Martin tends to show little respect for youth when it comes to chess. Here he trounces a 9 year old in the same event in 2000.
White: D. Howell. Black: M. Simons (203).
Scandinavian Defence. [B01]
1.e4 d5 2.exd5 Nf6 3.d4 Bg4 4.f3 Bf5 5.c4 e6 6.dxe6 Nc6 Black allows the check, calculating it will actually help his development. 7.exf7+ Kxf7 8.Be3 Bb4+ 9.Nc3 Re8 10.Kf2 Qe7 11.Qd2 Rad8 Black is now fully developed and sets about his task with relish. 12.Nge2 Ne5 13.Bg5 Nxc4 14.Qd1 Ng4+ 15.fxg4 Qxg5 16.gxf5 Qe3+ 17.Ke1 Nxb2 Normally, one is advised against pawn-grabbing but this threatens both BxN mate and the queen.
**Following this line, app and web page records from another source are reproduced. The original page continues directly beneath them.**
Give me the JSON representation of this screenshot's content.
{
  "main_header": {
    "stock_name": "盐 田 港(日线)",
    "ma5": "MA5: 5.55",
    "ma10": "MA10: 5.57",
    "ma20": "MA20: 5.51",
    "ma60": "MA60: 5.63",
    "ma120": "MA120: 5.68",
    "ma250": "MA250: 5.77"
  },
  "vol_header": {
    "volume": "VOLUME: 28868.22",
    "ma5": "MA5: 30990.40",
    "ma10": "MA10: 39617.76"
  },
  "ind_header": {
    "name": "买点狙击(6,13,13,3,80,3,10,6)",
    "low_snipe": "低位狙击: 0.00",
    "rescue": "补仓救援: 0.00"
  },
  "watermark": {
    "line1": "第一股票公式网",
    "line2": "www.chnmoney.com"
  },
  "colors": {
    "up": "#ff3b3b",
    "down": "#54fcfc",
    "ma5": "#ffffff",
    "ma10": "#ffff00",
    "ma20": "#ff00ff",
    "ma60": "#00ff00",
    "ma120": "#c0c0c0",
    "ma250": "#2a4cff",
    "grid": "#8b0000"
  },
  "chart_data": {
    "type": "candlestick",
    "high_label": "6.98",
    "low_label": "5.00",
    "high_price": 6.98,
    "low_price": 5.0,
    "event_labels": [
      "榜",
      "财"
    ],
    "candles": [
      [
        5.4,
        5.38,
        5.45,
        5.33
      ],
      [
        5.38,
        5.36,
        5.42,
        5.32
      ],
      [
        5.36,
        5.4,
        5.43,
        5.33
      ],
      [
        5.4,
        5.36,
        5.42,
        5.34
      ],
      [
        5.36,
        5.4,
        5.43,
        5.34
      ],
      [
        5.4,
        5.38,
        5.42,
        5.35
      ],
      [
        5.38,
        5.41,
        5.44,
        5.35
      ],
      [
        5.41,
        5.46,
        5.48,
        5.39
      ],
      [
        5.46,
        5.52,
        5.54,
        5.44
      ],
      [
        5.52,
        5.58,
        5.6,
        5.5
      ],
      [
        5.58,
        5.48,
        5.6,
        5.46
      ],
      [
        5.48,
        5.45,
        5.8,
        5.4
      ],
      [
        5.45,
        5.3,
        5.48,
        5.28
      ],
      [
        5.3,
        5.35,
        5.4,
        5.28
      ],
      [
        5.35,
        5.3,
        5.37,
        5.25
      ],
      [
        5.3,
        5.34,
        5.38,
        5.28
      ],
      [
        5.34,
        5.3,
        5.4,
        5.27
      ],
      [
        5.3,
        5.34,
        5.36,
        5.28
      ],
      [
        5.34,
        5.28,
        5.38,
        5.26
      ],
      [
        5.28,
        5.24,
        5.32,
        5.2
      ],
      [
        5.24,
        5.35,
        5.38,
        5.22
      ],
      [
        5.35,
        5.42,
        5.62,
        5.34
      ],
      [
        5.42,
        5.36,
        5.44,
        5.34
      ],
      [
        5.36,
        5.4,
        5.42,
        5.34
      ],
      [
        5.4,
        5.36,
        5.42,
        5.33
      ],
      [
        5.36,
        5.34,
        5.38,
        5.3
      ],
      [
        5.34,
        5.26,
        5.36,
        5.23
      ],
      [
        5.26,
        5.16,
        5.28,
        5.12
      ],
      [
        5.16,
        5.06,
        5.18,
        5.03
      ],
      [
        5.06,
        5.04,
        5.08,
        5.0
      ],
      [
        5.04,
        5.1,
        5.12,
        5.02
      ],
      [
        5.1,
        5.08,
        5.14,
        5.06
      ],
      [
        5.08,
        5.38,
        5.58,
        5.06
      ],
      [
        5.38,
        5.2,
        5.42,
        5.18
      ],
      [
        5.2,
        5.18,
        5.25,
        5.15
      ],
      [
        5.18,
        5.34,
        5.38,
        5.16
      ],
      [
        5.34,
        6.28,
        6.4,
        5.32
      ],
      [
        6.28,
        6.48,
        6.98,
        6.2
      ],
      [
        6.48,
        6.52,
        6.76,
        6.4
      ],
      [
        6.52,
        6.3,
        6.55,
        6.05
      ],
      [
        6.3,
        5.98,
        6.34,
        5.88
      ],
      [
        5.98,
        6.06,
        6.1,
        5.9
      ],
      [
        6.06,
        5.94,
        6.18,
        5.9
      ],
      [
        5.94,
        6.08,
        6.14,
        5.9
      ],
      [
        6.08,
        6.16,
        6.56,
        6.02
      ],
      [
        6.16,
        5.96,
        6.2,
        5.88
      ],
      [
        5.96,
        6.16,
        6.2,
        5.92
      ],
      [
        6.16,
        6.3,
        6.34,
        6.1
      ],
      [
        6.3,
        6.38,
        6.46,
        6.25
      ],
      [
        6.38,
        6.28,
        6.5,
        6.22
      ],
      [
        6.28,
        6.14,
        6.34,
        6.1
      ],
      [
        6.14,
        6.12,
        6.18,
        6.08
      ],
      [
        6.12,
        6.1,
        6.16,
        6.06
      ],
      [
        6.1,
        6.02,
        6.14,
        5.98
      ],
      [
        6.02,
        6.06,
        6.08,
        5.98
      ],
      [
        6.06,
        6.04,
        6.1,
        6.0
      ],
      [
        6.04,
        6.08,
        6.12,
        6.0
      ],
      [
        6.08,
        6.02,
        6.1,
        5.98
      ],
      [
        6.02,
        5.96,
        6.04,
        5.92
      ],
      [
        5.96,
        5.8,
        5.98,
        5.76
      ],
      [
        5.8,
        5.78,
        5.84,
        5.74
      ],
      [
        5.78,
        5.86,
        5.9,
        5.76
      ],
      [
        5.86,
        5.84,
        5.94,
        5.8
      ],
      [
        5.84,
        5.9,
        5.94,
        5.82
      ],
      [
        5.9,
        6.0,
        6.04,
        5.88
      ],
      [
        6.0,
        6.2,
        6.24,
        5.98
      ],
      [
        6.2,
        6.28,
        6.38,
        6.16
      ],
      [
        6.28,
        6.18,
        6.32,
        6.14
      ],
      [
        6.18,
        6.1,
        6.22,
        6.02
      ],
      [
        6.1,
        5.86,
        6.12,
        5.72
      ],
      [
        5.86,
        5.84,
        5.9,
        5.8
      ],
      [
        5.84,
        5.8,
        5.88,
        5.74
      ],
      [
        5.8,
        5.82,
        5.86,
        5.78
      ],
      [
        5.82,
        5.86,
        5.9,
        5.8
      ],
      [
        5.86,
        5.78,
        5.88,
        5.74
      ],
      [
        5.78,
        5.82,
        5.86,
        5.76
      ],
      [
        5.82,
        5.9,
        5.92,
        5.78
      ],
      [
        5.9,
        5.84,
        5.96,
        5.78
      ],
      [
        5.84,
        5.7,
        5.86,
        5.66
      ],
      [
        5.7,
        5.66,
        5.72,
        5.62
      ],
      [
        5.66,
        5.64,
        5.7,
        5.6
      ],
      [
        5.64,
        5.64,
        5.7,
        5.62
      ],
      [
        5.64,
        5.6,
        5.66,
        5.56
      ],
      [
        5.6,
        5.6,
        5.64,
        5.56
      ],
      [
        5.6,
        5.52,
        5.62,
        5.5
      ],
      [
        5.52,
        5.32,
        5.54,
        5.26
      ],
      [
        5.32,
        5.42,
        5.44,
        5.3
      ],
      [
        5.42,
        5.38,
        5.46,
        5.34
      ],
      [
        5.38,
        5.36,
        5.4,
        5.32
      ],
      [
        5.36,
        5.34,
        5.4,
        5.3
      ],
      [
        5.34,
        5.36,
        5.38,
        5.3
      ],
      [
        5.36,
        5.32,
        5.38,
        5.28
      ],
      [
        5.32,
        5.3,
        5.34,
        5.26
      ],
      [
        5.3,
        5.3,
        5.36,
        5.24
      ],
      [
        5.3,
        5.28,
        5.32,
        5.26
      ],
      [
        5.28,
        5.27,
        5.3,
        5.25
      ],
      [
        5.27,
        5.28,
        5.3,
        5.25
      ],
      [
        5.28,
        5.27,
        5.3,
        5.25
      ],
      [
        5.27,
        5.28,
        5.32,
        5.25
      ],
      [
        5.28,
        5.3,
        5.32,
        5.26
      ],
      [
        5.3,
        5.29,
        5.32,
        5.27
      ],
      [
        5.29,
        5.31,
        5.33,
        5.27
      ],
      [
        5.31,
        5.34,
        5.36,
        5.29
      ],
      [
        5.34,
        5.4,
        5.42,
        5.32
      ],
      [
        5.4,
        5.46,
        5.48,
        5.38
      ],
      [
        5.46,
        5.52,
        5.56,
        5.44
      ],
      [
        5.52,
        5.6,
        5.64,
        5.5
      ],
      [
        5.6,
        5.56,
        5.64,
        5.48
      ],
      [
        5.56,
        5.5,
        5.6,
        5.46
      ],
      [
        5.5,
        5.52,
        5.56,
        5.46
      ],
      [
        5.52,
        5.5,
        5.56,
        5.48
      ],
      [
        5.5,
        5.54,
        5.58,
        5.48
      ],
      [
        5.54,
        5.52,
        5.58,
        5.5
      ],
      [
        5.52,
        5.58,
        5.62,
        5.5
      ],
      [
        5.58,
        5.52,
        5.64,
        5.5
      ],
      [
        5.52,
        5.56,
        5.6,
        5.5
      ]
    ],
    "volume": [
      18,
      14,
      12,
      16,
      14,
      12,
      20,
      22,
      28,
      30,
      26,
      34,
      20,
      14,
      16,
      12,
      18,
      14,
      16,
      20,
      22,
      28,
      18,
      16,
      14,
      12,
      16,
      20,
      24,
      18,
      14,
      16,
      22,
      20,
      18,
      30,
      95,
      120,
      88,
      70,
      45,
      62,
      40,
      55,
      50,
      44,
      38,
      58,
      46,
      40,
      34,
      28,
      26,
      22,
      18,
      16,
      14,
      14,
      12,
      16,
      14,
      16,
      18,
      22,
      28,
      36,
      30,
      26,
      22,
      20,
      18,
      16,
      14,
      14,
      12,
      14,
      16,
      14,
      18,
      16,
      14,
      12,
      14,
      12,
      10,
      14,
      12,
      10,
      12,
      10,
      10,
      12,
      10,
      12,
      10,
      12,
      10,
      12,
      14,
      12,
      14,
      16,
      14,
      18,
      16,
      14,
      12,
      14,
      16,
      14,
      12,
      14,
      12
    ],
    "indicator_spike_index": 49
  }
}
With his knight on e2 pinned, blocking in 2 much-needed pieces, White’s position is a mess, but Black still has to win it. 18.Qb3+ Kf6 19.Rc1 If 19.Qxb4 Nd3+ 20.Kd1 Nxb4; or 19.Rb1 Bxc3+ 20.Qxc3 Qxc3+ 21.Kf2 Qe3+ 22.Ke1 Rxd4 with several mates in 3. 19…Qxc1+ 20.Kf2 Qe3+ 21.Ke1 Bxc3+ 22.Qxc3 Qxc3+ 0–1
Far from demoralising the youngster Martin was actually helping him in his career, as today David Howell is one of the world’s top players, a Grandmaster and twice British Champion. They might even meet again over the board in Aberystwyth, in which case there might be a whiff of revenge in the air!
In last week’s position, White can simply push his pawn to f7+, and if the king takes it, he has Rh7+ winning the rook. If Black therefore plays Ke7 he plays Rh7 and sets the same problem.
Here’s another hitherto unpublished 2-mover by Dave Howard.